Colorado Governor Jared Polis signed SB21-246 last week, making his state the first in the nation to pass an electrification policy with support from organized labor. The Colorado BlueGreen Alliance-backed legislation will help Coloradans upgrade to efficient electric appliances, furnaces, and water heaters that keep their bills low and air clean.
“Colorado has done a great job setting up tools for building owners to make their homes and businesses more efficient and climate-friendly,” says BlueGreen Alliance Director of Colorado and State Economic Transition Policy Chris Markuson. “The Colorado Property Assessed Clean Energy (C-PACE) program, which allows homeowners to finance energy efficiency and renewable energy improvements, is another great example of our state making it easy to upgrade. This bill will make efficient electric appliances even more affordable and help households and businesses connect with local qualified contractors to get the job done.”
The Colorado BlueGreen Alliance unites 20-plus labor unions and environmental organizations committed to creating clean energy jobs and preserving a healthy and livable climate. SB21-246, which was sponsored by Sen. Stephen Fenberg and Reps. Alex Valdez and Meg Froelich, works toward these goals in three key ways:
“Colorado union members are hard at work fitting Colorado homes and businesses for the climate-friendly, cost-saving technologies of the future,” says Colorado AFL-CIO Executive Director Dennis Dougherty. “Because this legislation ensures that Coloradans participating in new upgrade programs work with licensed contractors who adhere to strong workforce standards like good training programs and livable wages, we can create new union jobs and new work for our existing union members at the same time.”
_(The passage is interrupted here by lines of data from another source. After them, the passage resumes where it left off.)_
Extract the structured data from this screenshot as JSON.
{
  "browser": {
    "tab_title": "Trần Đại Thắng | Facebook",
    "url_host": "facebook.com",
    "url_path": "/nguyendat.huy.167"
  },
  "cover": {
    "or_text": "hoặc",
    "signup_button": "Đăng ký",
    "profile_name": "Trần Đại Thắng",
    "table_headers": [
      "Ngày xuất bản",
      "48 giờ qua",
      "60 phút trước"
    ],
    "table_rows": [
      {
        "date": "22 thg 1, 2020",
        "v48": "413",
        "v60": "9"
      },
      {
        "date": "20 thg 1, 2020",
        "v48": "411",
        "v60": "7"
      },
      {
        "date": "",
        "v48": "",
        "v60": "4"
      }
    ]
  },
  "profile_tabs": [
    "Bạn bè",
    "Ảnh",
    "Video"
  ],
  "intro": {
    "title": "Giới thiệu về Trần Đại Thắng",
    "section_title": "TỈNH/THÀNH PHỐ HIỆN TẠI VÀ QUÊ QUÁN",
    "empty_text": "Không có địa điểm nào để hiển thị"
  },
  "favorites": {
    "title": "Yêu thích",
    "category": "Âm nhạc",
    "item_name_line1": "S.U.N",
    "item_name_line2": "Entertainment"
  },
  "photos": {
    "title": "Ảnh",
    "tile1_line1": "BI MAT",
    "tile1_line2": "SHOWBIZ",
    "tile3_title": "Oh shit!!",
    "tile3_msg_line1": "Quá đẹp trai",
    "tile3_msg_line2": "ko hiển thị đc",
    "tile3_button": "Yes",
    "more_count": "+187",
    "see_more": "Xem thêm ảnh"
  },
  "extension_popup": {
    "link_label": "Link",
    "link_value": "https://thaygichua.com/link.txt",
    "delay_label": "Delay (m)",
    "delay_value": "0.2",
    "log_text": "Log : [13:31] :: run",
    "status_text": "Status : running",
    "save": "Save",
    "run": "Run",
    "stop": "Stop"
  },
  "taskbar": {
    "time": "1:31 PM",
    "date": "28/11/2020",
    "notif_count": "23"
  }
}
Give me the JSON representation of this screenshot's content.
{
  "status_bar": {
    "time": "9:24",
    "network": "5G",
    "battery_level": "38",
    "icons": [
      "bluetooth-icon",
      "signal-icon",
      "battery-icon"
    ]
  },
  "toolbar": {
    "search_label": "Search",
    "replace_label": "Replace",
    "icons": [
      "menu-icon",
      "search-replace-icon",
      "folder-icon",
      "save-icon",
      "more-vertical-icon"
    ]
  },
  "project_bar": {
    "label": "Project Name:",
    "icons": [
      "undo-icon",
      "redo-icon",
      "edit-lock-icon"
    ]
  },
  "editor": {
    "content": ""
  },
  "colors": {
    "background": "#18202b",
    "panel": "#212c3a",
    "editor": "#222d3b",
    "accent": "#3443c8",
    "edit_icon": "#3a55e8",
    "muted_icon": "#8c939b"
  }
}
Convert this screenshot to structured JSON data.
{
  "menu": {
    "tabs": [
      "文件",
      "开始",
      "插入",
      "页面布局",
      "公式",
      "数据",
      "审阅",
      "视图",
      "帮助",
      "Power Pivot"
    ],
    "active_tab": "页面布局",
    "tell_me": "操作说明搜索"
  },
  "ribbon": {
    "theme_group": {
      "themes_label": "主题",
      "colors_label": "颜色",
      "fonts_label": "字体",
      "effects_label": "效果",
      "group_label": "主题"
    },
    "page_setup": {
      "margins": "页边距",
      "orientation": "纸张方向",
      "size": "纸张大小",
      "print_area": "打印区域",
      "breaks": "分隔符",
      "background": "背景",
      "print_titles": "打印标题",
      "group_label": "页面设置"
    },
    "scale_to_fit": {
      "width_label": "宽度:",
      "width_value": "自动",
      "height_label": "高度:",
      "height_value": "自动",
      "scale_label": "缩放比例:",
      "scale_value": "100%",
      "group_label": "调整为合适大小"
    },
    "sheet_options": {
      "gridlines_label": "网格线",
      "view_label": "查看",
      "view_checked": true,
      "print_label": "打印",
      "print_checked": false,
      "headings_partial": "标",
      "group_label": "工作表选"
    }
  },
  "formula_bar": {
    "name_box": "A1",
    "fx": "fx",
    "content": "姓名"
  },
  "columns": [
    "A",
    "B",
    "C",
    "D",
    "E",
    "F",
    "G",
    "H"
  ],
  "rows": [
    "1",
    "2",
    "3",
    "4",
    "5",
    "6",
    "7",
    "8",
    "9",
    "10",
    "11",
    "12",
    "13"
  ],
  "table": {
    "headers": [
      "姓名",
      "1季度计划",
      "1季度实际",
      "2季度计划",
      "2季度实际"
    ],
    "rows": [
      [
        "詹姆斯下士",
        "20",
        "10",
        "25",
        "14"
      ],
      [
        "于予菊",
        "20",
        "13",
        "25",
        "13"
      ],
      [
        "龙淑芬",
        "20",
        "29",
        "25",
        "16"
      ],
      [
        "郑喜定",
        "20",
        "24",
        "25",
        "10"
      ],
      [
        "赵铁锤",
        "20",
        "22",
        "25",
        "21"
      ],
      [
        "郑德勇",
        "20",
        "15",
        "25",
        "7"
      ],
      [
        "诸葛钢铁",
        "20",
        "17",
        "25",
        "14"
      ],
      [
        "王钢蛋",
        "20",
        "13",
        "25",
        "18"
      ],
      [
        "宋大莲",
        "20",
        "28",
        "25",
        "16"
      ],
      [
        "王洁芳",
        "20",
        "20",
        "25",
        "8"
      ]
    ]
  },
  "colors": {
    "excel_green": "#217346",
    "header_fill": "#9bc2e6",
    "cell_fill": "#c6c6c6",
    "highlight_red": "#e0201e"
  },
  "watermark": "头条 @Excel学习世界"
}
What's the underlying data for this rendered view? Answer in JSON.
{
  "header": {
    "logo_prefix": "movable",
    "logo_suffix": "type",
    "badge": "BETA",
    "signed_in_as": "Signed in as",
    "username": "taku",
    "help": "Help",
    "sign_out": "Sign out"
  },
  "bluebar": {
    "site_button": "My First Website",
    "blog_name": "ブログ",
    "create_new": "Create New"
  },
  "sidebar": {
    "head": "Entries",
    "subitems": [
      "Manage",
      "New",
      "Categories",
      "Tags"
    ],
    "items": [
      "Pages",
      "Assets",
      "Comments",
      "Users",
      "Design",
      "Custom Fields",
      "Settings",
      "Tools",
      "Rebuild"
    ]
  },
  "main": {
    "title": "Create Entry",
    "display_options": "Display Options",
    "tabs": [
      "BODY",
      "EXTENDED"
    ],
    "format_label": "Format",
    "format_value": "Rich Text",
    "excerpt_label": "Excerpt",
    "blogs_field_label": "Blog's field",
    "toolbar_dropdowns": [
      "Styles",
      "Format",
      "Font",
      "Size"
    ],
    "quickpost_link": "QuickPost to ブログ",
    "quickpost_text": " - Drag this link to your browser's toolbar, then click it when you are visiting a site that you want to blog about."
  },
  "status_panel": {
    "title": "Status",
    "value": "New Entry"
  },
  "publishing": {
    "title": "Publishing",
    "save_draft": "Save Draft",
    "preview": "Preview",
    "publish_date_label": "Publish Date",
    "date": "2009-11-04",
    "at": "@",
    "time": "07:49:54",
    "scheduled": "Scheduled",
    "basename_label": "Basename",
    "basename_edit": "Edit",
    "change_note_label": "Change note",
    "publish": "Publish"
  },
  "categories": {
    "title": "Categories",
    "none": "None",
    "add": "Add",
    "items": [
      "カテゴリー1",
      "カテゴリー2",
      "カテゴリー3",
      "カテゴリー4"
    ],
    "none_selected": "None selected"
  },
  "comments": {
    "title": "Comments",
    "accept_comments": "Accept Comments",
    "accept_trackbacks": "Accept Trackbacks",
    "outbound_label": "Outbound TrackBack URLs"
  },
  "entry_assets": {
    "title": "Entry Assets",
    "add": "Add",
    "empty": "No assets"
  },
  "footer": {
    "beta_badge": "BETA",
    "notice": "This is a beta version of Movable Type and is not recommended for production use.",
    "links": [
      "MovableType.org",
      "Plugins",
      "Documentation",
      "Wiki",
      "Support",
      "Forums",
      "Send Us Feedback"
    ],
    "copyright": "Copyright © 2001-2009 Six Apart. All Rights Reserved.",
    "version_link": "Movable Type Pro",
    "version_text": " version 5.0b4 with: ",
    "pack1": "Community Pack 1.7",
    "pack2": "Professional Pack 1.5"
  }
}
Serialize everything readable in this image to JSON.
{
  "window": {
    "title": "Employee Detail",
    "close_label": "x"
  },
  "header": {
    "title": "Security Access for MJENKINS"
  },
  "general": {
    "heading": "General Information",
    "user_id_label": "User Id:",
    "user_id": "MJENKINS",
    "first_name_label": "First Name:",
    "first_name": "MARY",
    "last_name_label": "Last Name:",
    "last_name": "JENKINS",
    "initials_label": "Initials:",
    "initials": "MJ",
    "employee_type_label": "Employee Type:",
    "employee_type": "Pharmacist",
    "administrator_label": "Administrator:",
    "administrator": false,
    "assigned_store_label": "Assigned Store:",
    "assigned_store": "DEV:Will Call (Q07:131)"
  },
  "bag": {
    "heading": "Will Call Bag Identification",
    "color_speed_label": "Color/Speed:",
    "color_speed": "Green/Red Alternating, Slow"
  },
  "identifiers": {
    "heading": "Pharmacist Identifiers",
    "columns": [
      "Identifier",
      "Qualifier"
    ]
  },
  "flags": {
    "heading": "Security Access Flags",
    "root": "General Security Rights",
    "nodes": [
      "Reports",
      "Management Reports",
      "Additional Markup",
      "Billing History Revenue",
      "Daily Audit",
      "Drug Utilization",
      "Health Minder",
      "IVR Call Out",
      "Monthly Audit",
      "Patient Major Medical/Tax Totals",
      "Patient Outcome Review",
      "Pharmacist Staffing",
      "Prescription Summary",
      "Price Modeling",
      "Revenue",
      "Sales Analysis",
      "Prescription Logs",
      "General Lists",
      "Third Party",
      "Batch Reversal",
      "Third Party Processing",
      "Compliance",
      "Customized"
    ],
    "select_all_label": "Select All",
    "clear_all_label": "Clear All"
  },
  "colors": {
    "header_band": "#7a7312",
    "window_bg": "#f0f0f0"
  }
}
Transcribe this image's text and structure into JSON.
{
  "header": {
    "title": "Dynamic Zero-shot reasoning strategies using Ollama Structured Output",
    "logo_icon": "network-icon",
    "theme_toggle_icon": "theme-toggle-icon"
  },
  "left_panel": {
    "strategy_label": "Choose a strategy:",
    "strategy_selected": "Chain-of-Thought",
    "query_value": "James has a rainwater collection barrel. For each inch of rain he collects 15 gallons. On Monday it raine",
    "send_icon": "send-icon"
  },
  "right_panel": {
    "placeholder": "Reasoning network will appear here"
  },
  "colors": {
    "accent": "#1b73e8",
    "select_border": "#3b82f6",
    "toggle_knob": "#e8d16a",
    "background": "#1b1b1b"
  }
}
“The success of new climate-friendly technologies such as heat pumps and other heat transfer systems hinges on quality installation,” adds Pipefitters Local 208 Business Manager Gary Arnold. “Pipefitters and plumbers have been helping Coloradans improve their household energy efficiency and reduce their utility bills for many years. This bill will help us bring our technical expertise to support even more homeowner investments, ensure optimal performance, and continue to guide the state in the transition to the clean energy economy.”
“The transition to pollution-free buildings is a once-in-a-generation job creation opportunity for our members,” says IBEW Local 68 Business Manager Jeremy Ross. “As businesses and industry take advantage of new rebates and incentives to upgrade to modern and clean electric systems, they create demand for local, qualified electrical workers.”
“Apprenticeship programs and living wages are two building blocks of a qualified local workforce,” says International Association of Sheet Metal, Air, Rail and Transportation Workers (SMART) Local 9 Business Manager Dwayne Stephens. “With this legislation in place, businesses looking for efficient and electric heating, cooling, and ventilation systems can trust that we’ll have a qualified contractor on the job.”
“Our members are ready to rebuild Colorado for a clean energy future,” notes Colorado Building and Construction Trades Council Business Manager Jason Wardrip. “We’ve been equipping local homes and businesses with efficient electric appliances for a while now, and we feel confident that the new incentive programs and labor protections in this legislation will kick our work into high gear.”
“Partnerships between clean energy advocates and organized labor are essential for bold climate action,” says NRDC Building Decarbonization Advocate Alejandra Mejia Cunningham. “Climate policy is job creation policy, and climate progress relies entirely on the workers who are swapping out our old appliances, improving our energy efficiency, and producing the homegrown clean energy we need to power our future. When we coordinate with our partners in organized labor to write worker protections right into the legislation—from guaranteeing family-sustaining wages and benefits to creating workforce development opportunities—we can make sure our transition to pollution-free homes and buildings best serves Colorado’s rapidly-growing clean energy workforce.”
This content was originally published here.